● DATA FOR THE TASK:
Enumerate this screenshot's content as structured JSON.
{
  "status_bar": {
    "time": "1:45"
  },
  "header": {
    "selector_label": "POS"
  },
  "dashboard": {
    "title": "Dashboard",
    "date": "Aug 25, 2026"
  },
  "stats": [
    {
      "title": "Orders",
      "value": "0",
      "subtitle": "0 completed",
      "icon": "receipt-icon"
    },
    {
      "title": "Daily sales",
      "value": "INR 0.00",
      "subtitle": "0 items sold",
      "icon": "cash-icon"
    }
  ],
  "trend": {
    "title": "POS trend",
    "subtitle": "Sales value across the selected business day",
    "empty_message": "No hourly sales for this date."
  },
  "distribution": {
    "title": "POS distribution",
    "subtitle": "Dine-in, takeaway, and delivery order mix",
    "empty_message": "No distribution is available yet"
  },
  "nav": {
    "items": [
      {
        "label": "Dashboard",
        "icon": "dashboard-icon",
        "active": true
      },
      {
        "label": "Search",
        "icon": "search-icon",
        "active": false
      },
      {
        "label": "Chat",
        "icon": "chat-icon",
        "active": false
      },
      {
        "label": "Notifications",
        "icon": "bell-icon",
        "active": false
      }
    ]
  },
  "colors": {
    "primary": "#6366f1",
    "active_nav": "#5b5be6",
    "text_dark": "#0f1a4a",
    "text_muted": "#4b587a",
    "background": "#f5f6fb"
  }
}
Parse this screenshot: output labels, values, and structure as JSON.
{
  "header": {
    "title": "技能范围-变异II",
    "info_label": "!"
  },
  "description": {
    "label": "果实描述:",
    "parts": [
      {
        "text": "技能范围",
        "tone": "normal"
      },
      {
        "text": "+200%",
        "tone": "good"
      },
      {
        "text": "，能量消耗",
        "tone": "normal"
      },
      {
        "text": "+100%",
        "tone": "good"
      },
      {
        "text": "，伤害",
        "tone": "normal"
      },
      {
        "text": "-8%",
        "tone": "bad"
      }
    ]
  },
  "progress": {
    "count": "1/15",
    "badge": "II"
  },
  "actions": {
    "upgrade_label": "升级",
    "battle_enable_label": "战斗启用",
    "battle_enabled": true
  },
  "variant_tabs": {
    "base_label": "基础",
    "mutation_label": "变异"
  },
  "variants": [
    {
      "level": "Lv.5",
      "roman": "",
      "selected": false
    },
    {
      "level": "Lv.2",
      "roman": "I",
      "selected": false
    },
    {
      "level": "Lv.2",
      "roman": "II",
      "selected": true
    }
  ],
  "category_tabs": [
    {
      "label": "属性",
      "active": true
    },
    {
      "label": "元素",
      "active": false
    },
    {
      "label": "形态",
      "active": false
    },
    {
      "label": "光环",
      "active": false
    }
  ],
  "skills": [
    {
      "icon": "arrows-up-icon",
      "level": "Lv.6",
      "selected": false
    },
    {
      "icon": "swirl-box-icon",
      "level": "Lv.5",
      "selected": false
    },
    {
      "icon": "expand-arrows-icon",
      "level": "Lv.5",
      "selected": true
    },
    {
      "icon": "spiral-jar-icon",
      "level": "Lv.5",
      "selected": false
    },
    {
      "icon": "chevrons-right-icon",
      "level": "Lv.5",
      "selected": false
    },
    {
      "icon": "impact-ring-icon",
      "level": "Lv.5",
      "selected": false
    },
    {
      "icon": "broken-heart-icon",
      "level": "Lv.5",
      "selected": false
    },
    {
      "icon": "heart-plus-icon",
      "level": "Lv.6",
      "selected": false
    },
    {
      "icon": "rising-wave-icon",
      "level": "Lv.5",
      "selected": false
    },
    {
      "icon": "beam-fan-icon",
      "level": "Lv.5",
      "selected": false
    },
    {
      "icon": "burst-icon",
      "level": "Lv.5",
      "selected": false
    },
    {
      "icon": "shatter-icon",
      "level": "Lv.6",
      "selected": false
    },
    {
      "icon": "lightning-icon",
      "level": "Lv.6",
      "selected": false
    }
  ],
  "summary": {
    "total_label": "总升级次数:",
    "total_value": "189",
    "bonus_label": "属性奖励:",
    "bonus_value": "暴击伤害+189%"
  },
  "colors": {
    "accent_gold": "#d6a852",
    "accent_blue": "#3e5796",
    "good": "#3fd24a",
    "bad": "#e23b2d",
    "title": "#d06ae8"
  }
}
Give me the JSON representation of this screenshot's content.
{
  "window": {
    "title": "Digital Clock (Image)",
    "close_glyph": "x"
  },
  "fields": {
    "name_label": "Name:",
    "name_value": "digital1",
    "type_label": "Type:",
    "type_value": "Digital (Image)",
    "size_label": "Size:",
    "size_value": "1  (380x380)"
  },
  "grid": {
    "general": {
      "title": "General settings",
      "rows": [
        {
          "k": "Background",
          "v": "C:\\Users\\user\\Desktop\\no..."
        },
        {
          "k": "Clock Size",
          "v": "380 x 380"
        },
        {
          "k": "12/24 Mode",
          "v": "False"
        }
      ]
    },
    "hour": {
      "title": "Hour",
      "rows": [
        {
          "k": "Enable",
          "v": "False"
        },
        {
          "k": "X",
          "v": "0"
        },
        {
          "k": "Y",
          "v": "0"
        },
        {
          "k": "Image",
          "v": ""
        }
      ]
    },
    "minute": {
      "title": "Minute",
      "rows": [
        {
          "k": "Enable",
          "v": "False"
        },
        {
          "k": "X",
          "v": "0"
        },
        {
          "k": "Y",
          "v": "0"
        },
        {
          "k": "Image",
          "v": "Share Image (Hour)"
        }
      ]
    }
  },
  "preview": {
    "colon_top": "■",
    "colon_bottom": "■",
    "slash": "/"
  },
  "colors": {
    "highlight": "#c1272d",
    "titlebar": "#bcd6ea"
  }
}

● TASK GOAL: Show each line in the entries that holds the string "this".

● TASK RESPONSE:
Enumerate this screenshot's content as structured JSON.
    "empty_message": "No hourly sales for this date."
Parse this screenshot: output labels, values, and structure as JSON.
Give me the JSON representation of this screenshot's content.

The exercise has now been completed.